TASK INPUTS ->
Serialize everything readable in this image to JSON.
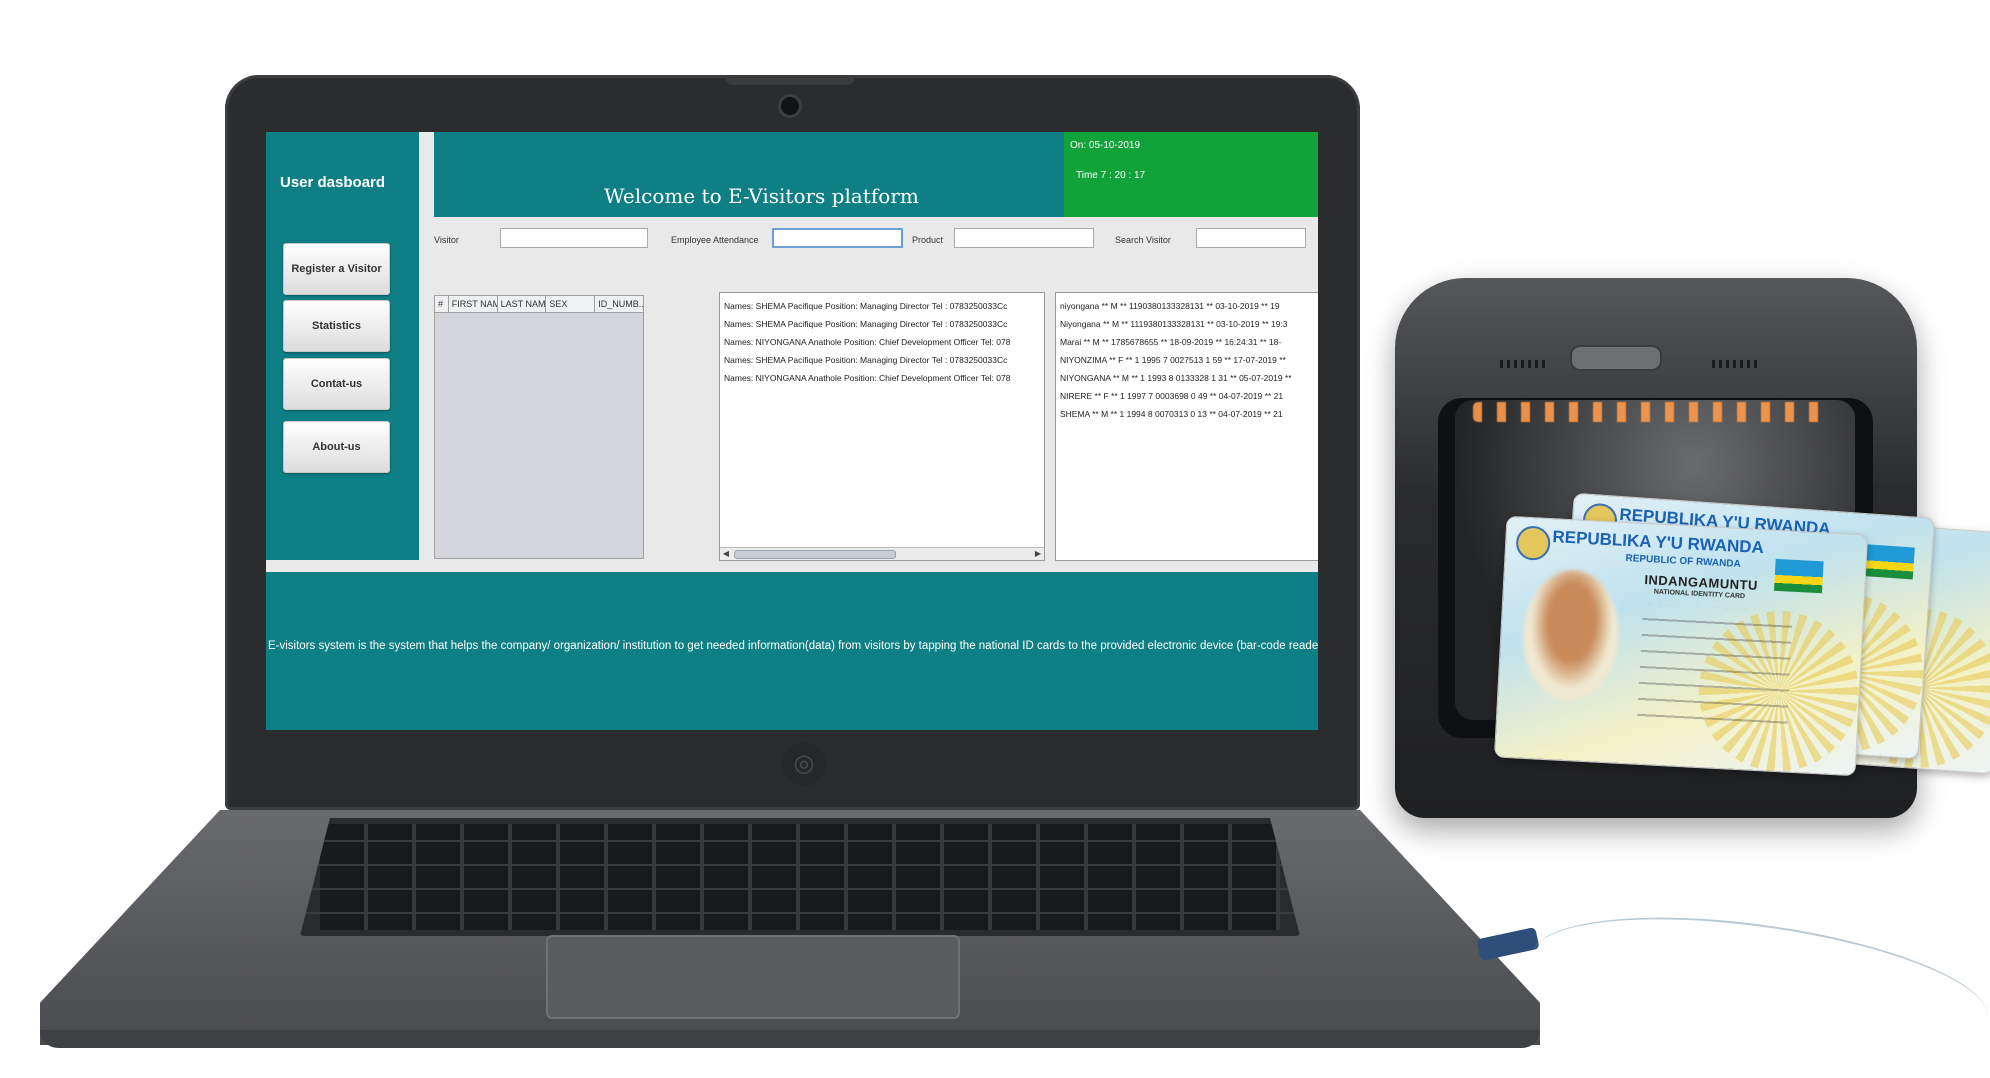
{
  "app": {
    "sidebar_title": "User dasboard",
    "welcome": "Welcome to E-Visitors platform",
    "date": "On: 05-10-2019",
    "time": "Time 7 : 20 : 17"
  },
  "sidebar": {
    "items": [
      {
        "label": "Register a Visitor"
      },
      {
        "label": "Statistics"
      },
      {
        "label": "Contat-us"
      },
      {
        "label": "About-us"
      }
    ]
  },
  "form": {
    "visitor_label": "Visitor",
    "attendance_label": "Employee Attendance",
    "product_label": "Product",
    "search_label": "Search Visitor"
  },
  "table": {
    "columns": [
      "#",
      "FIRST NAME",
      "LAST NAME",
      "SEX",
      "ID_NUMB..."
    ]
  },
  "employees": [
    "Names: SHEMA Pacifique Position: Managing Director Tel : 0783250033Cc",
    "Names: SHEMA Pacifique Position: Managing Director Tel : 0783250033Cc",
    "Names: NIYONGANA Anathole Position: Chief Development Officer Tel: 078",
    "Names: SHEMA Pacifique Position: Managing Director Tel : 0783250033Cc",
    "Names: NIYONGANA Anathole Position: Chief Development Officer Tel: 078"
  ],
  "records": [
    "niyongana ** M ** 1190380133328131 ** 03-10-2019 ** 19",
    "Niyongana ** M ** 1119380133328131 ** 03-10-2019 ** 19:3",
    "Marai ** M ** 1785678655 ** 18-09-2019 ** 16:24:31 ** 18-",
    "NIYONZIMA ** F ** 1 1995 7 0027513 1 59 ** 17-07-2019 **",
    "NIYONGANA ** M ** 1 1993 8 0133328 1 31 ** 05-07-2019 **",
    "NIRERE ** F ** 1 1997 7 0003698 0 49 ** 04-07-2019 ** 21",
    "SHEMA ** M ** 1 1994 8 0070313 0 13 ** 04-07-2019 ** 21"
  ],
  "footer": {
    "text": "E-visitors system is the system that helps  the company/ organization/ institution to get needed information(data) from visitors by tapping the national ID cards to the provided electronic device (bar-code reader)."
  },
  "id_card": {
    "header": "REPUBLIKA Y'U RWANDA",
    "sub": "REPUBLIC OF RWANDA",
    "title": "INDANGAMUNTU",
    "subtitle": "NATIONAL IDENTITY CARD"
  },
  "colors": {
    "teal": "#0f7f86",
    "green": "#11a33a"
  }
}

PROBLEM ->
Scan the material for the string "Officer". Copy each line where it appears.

RESULT ->
    "Names: NIYONGANA Anathole Position: Chief Development Officer Tel: 078",
    "Names: NIYONGANA Anathole Position: Chief Development Officer Tel: 078"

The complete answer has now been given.